Have an inflated ego (be honest)? Let out a few psi. “It’s important to realize that the other debater is arguing against your position, not you,” Munne Caceres advised. “Don’t take anything personally. If you want to hold your own in a debate, it’s important to stay calm and collected. Take a deep breath before you respond.”

It’s OK to make mistakes. “I always say, ‘Honesty is the best policy.’ So if you make a mistake, just say, ‘Let me rephrase that.’ Everyone messes up whether it’s because they’re nervous or for another reason.”

It’s OK to agree, but in a debate, do so cautiously and sparingly. The first televised presidential debate was a disaster for Richard Nixon for a number of reasons, Munne Caceres noted. One of them was that Nixon appeared too agreeable with his opponent, the younger, more powdered John F. Kennedy. Agreeing may seem like an asset in most situations, but people tend to see agreeing as a weakness in a debate.

Presidential hopefuls often overlook this one: Don’t interrupt. Give your rival interlocutor the benefit of the doubt for knowing as much and feeling as passionately as you do on the issue. In an informal setting, Munne Caceres thinks its passable to interject sparingly, but only if you are experienced. Inexperienced debaters may fare best by writing down their disagreement and voicing it only after the other speaker finishes. “It’s fun to have a lively discussion,” he said. “But every debate develops its own pace, and once you’re comfortable you can interject … a little. Most of the time it’s just disrespectful.”

Listen. This is the quality Munne Caceres said most newbies overlook. “Definitely come prepared with your points, but don’t count on delivering your argument like a memorized speech. The opposing side might throw a curveball at you, and if you listen, assuming you’ve done your research, you’ll be able to adapt,” he said.

How can you gauge if a debate went well? Here, Munne Caceres takes a magnanimous approach: “A good debate, I think, is when both sides walk away thinking, ‘We had a great discussion.’ When both teams made good points. Sometimes the more challenging debates end up being the better ones.”
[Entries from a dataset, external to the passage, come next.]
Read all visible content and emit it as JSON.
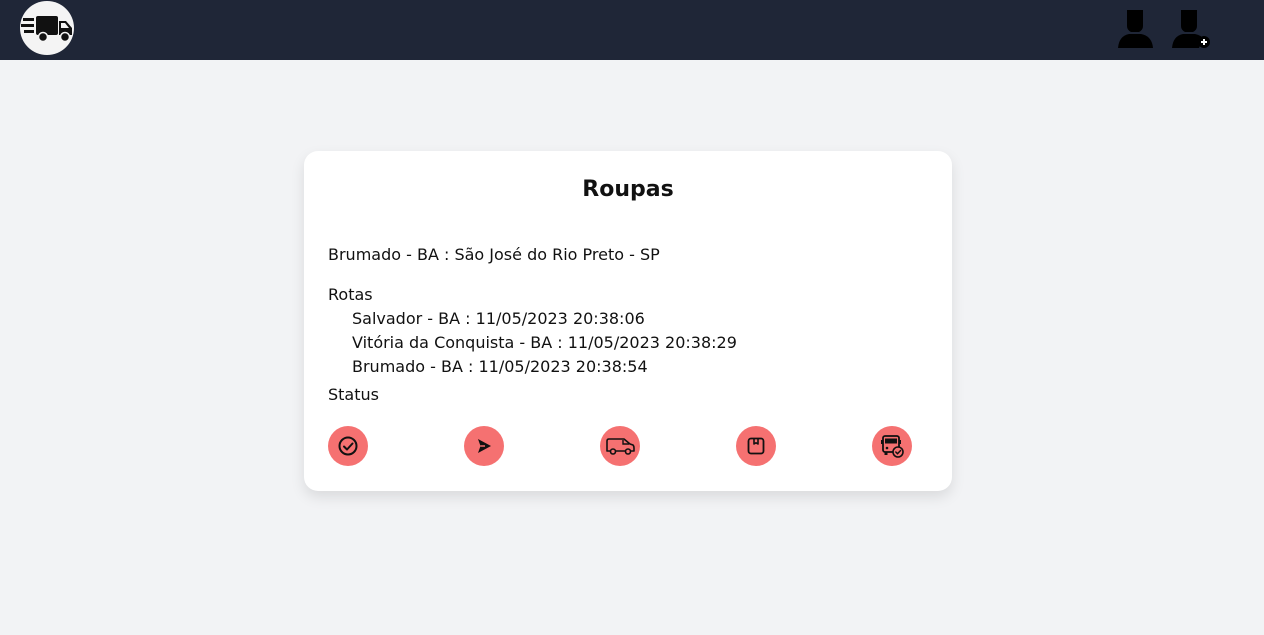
{
  "header": {
    "logo_icon": "delivery-truck-icon",
    "user_icon": "user-icon",
    "add_user_icon": "user-add-icon"
  },
  "card": {
    "title": "Roupas",
    "route": "Brumado - BA : São José do Rio Preto - SP",
    "rotas_label": "Rotas",
    "rotas": [
      "Salvador - BA : 11/05/2023 20:38:06",
      "Vitória da Conquista - BA : 11/05/2023 20:38:29",
      "Brumado - BA : 11/05/2023 20:38:54"
    ],
    "status_label": "Status",
    "status_icons": [
      "check-circle-icon",
      "send-icon",
      "van-icon",
      "package-icon",
      "truck-delivered-icon"
    ]
  },
  "colors": {
    "topbar": "#1f2637",
    "background": "#f2f3f5",
    "status_button": "#f57171"
  }
}
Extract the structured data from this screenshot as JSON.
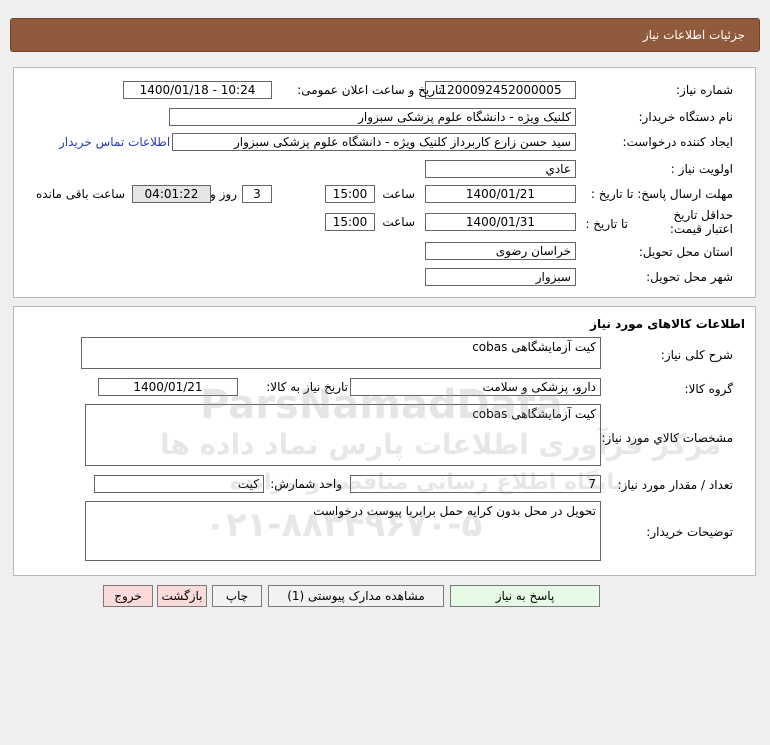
{
  "header": {
    "title": "جزئیات اطلاعات نیاز"
  },
  "info": {
    "need_number_label": "شماره نیاز:",
    "need_number": "1200092452000005",
    "announce_label": "تاریخ و ساعت اعلان عمومی:",
    "announce_value": "1400/01/18 - 10:24",
    "buyer_org_label": "نام دستگاه خریدار:",
    "buyer_org": "کلنیک ویژه - دانشگاه علوم پزشکی سبزوار",
    "requester_label": "ایجاد کننده درخواست:",
    "requester": "سید حسن زارع کاربرداز کلنیک ویژه - دانشگاه علوم پزشکی سبزوار",
    "contact_link": "اطلاعات تماس خریدار",
    "priority_label": "اولویت نیاز :",
    "priority": "عادي",
    "deadline_label": "مهلت ارسال پاسخ: تا تاریخ :",
    "deadline_date": "1400/01/21",
    "time_label": "ساعت",
    "deadline_time": "15:00",
    "days": "3",
    "days_label": "روز و",
    "remaining": "04:01:22",
    "remaining_label": "ساعت باقی مانده",
    "validity_label": "حداقل تاریخ اعتبار قیمت:",
    "validity_to_label": "تا تاریخ :",
    "validity_date": "1400/01/31",
    "validity_time_label": "ساعت",
    "validity_time": "15:00",
    "province_label": "استان محل تحویل:",
    "province": "خراسان رضوی",
    "city_label": "شهر محل تحویل:",
    "city": "سبزوار"
  },
  "goods": {
    "section_title": "اطلاعات کالاهای مورد نیاز",
    "general_desc_label": "شرح کلی نیاز:",
    "general_desc": "کیت آزمایشگاهی cobas",
    "group_label": "گروه کالا:",
    "group": "دارو، پزشکی و سلامت",
    "need_date_label": "تاریخ نیاز به کالا:",
    "need_date": "1400/01/21",
    "spec_label": "مشخصات کالاي مورد نیاز:",
    "spec": "کیت آزمایشگاهی cobas",
    "qty_label": "تعداد / مقدار مورد نیاز:",
    "qty": "7",
    "unit_label": "واحد شمارش:",
    "unit": "کیت",
    "buyer_notes_label": "توضیحات خریدار:",
    "buyer_notes": "تحویل در محل بدون کرایه حمل برابربا پیوست درخواست"
  },
  "buttons": {
    "reply": "پاسخ به نیاز",
    "attachments": "مشاهده مدارک پیوستی (1)",
    "print": "چاپ",
    "back": "بازگشت",
    "exit": "خروج"
  },
  "watermark": {
    "brand": "ParsNamadData",
    "line1": "مرکز فرآوری اطلاعات پارس نماد داده ها",
    "line2": "پایگاه اطلاع رسانی مناقصه و مزایده",
    "phone": "۰۲۱-۸۸۳۴۹۶۷۰-۵"
  }
}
Will this good fortune befall Clinton and Trump later this month? We’ll have to stay tuned.